When I went to see the play Titus Andronicus at the Utah Shakespeare Festival last year, the auditorium for the pre-play orientation was packed. It wasn’t because patrons had flocked to see the great Shakespearean horror play, however, but a sold out performance of the musical Les Misérables. I’d heard of the latter, but never given much thought to it. Yet when the festival director described it as based on a novel by Victor Hugo — a tale of poverty and injustice — it sounded like something I would like to read. When I learned that it had been made into another movie, I requested the book from my local library. Only then did I learn that it was a 1,200+ page epic tale.
At the core of the novel Les Misérables is the character Jean Valjean. Sent to prison for stealing a loaf of bread to feed his sister’s seven starving childen, Valjean tries to escape on several occasions and ends up serving a total of 19 years. Upon his release, he is issued yellow parole papers — a scarlet letter of sorts — condemining him to rejection by almost everyone he encounters. He is finally shown mercy by an old bishop, and the events that unfold during the one night at the bishop’s parish house will change the course of Valjean’s life — for better and for worse.
The book is divided into five volumes, each between 200-300 pages. Throughout the course of the story, we meet other major characters whose paths cross Valjean’s. There is the beautiful yet impoverished Fantine, her illegitimate daughter Cosette, who she entrusts to the unscrupulous opportunist Thénardier, the antangonistic police inspector Javert, the revolutionary-minded and love-struck young Marius.
In its bare essence, Les Misérables is quite a compelling story — a story of injustice, ill-fortune, devotion and love — so great that I devoured it in 11 days. At times the tension was so high, that I felt like I was witness to a soap opera. I couldn’t help but pity Valjean, who despite likely being the most upright character in the story (and perhaps the wealthiest as well), was looked down upon by society and never thought he deserved his happiness. I also found it interesting that the antagonist of the story was a member of the police force — a person who society respected, yet who became obsessed with his quest for vengeance.

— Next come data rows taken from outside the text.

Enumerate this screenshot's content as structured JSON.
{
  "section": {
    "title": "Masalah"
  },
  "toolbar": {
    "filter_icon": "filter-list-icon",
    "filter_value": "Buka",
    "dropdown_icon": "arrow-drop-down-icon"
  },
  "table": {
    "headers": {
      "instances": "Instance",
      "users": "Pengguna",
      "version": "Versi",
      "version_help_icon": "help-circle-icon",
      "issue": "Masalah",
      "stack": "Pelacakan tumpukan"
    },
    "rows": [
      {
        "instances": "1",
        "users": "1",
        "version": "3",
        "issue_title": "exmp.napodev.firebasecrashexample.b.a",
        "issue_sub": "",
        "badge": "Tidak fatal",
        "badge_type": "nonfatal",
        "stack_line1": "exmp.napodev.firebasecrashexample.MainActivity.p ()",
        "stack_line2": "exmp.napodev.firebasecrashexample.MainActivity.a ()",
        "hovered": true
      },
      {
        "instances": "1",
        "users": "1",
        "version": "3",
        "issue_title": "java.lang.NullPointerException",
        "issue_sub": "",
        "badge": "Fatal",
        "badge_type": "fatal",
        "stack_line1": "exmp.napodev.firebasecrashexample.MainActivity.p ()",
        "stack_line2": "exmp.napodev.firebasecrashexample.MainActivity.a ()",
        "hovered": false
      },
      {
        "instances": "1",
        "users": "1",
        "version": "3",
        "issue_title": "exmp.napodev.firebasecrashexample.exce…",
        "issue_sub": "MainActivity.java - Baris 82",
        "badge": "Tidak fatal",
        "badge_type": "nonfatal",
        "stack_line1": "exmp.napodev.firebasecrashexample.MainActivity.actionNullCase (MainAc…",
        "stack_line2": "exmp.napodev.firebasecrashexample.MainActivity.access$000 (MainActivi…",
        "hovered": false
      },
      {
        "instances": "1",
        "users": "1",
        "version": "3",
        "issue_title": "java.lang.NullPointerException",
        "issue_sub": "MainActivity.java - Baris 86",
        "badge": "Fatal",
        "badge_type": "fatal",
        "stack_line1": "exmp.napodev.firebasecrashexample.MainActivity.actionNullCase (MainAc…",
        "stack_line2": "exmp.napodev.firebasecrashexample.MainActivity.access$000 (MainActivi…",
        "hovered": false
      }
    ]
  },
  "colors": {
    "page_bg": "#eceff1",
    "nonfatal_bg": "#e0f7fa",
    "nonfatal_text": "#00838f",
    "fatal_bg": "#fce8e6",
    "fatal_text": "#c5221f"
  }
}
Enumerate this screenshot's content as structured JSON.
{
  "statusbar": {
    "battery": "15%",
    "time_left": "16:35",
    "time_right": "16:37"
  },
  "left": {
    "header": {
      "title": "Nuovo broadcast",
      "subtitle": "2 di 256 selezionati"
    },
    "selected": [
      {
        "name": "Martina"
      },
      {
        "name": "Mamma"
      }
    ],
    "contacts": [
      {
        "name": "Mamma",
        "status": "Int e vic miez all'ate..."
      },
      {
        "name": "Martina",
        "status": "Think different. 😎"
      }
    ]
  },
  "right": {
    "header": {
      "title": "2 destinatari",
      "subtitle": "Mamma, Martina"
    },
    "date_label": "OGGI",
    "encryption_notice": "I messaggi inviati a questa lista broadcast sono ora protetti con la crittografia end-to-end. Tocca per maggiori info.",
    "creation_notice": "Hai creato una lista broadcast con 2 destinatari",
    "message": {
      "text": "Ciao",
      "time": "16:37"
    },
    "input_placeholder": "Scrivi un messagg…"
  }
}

There are so many layers of the story, and it is interesting to note that, at the time of its publication in 1862, Les Misérables was already considered a work of historic fiction. The story is set amidst the backdrop of the French Revolution, and as one of the story’s characters remarks in Volume One, the French Revolution was likely the most important event the world had seen since the birth of Christ. On one side, you have “the miserables” — the outcasts, the hungry and the paupers. On the other, you have the “bourgeoisie” — not necessarily the wealthy and upper-middle class as the word commonly denotes, but as Hugo defines, those who are ambivalent to the current political and social order.
The one downside of the book, which I should mention, is the frequent digressions. For example, Hugo’s depiction of the Battle of Waterloo, which begins Volume II, likely took me a longer time to read than the battle took itself. Some of his descriptions, such as setting the stage of the convent that temporarily houses Valjean and Cosette, are interesting in an historical and philosophical sense, yet deviate from the main plot for hours of reading.
I feel that no matter what I write in this review, I cannot do this book justice. This is perhaps the best book I have ever read. If you aren’t turned off by the 1,200+ pages and occasional digressions, then I highly recommend it.
I have still to see the play and/or movie, and I refrained from rushing out to see the movie while it is still in the theatres. I think I learned my lesson with The Hobbit. I need time to continue pondering the book, and I will likely get the movie once its available on Netflix.
To close with a quote from Victor Hugo, which begins Les Misérables:
While through the working of laws and customs there continues to exist a condition of social condemnation which artificially creates a human hell within civilization, and complicates with human fatality a destiny that is divine; while the three great problems of this century, the degradation of man in the proletariat, the subjection of women through hunger, the atrophy of the child by darkness, continue unresolved; while in some regions social asphyxia remains possible; in other words, and in still wider terms, while ignorace and poverty persist on earth, books such as this cannot fail to be of value.